When the Mill Valley Film Festival (MVFF) gets underway this year on October 5th, it will mark a bit of a milestone as it will be turning the BIG 4-0. As such, special celebrations are to be expected, not least of which is the stellar line up of films. From big Hollywood to small, obscure foreign films and everything in between, San Francisco Bay Area movie goers can expect a plethora of cinematic delights to choose from. When Mark Fishkin established the Festival 40 years ago, it was a modest affair with just a few films featured over three days. Today, it is recognized as one of the world’s best festivals spanning over eleven days and showcasing some 200 filmmakers, both domestically and internationally.

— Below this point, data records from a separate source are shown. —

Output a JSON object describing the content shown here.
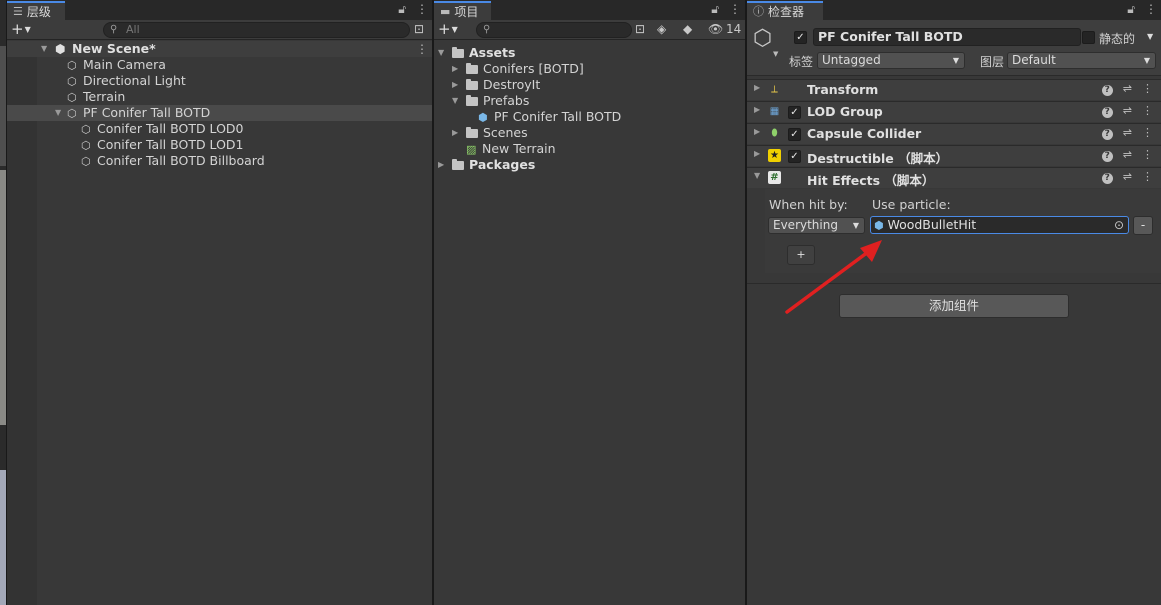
{
  "hierarchy": {
    "tab_label": "层级",
    "search_placeholder": "All",
    "scene_name": "New Scene*",
    "items": [
      {
        "label": "Main Camera"
      },
      {
        "label": "Directional Light"
      },
      {
        "label": "Terrain"
      },
      {
        "label": "PF Conifer Tall BOTD"
      },
      {
        "label": "Conifer Tall BOTD LOD0"
      },
      {
        "label": "Conifer Tall BOTD LOD1"
      },
      {
        "label": "Conifer Tall BOTD Billboard"
      }
    ]
  },
  "project": {
    "tab_label": "项目",
    "hidden_count": "14",
    "tree": [
      {
        "label": "Assets"
      },
      {
        "label": "Conifers [BOTD]"
      },
      {
        "label": "DestroyIt"
      },
      {
        "label": "Prefabs"
      },
      {
        "label": "PF Conifer Tall BOTD"
      },
      {
        "label": "Scenes"
      },
      {
        "label": "New Terrain"
      },
      {
        "label": "Packages"
      }
    ]
  },
  "inspector": {
    "tab_label": "检查器",
    "object_name": "PF Conifer Tall BOTD",
    "static_label": "静态的",
    "tag_label": "标签",
    "tag_value": "Untagged",
    "layer_label": "图层",
    "layer_value": "Default",
    "components": [
      {
        "title": "Transform",
        "has_checkbox": false,
        "checked": false,
        "icon": "transform-icon",
        "icon_color": "#e8c84a"
      },
      {
        "title": "LOD Group",
        "has_checkbox": true,
        "checked": true,
        "icon": "lod-group-icon",
        "icon_color": "#6fa8dc"
      },
      {
        "title": "Capsule Collider",
        "has_checkbox": true,
        "checked": true,
        "icon": "capsule-collider-icon",
        "icon_color": "#8fd16a"
      },
      {
        "title": "Destructible （脚本）",
        "has_checkbox": true,
        "checked": true,
        "icon": "script-icon",
        "icon_color": "#f0d000"
      },
      {
        "title": "Hit Effects （脚本）",
        "has_checkbox": false,
        "checked": false,
        "icon": "script-icon",
        "icon_color": "#bde0b0"
      }
    ],
    "hit_effects": {
      "when_hit_by_label": "When hit by:",
      "use_particle_label": "Use particle:",
      "when_hit_by_value": "Everything",
      "particle_value": "WoodBulletHit",
      "remove_label": "-",
      "add_label": "+"
    },
    "add_component_label": "添加组件"
  },
  "colors": {
    "accent": "#4a8ae6",
    "annotation_arrow": "#e02020",
    "selected_row": "#4a4a4a"
  }
}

The Festival will open with, “Darkest Hour,” director Joe Wright’s story about Winston Churchill’s rise to power and starring Gary Oldman in the title role. The festival centerpiece is Richard Linklater’s (“Boyhood”) “Last Flag Flying” starring Steve Carell, Bryan Cranston and Laurence Fishburne. Closing night films are “The Current War” by Alfonso Gomez-Rejon and actor Greta Gerwig’s (“Frances Ha”) directorial debut movie, “Lady Bird.” In between those prestigious selections, are plenty of indie, art house, foreign films and documentaries. One such example of the latter that I recommend is “Kim Swims.” This is an intriguing and inspiring story of Kim Chambers an incredible self-made marathon swimmer determined to be the first woman to cross 30 miles from the Golden Gate Bridge to the shark infested waters of the Farallon Islands. Director Kate Webber got full access to Kim’s build up to the big day, and captured all the emotion and strength of the historic swim.

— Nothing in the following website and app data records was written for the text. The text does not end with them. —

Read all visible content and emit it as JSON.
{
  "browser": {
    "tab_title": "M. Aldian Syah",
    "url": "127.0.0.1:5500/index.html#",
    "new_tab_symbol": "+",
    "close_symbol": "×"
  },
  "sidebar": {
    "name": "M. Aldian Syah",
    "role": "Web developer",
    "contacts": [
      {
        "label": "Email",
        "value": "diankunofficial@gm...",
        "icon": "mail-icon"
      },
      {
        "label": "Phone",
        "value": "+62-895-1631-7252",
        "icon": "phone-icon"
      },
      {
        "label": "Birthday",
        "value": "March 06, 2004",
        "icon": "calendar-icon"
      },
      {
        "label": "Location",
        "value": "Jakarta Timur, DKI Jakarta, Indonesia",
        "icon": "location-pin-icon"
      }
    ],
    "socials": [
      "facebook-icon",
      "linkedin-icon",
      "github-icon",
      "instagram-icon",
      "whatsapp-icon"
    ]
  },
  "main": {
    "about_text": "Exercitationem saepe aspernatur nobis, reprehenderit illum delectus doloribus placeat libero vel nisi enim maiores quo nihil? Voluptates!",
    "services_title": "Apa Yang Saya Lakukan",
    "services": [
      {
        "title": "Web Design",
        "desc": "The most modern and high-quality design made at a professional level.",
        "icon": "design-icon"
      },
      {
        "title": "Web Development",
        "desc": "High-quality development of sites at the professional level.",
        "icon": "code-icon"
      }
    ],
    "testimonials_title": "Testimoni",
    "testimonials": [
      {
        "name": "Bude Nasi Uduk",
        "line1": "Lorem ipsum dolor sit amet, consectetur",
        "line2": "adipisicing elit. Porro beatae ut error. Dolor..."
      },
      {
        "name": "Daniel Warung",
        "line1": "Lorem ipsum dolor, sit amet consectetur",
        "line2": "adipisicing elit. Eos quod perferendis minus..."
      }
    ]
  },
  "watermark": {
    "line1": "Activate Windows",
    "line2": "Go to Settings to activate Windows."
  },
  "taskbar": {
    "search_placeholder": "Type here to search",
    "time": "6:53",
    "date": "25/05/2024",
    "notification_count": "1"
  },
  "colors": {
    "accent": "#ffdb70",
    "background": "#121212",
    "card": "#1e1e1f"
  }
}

Unique to MVFF is its commitment to gender equity in the industry with the third year of Initiative Mind The Gap: Women | Film | Tech, a festival-wide celebration and call to action, focused on the intersection of film and tech. This includes and concludes with Mind The Gap Summit at the Outdoor Art Club (OAC) on Saturday, October 7th. It is commendable that the MVFF is committed to the goal of 40% female directors and female-centric stories to be integral the Festival, including World, US, Docs, Shorts. As programmers explain, three criteria are tracked: “women directors, women creatives (directors, writers, producers) and story.”
Tributes planned for this year’s Festival feature Kristin Scott Thomas, Sean Penn (a former Marin resident), Holly Hunter and "Mudbound" director Dee Rees. All these special tribute nights include receptions, clips and/or an entire film, and on stage conversations with the honorees. The tributes are done as fundraisers for the festival and tend to sell out quickly. Although the festival has its fair share of tributes and parties, in addition to an abundance of screenings, it is known for being more casual and non-competitive than most others of its caliber.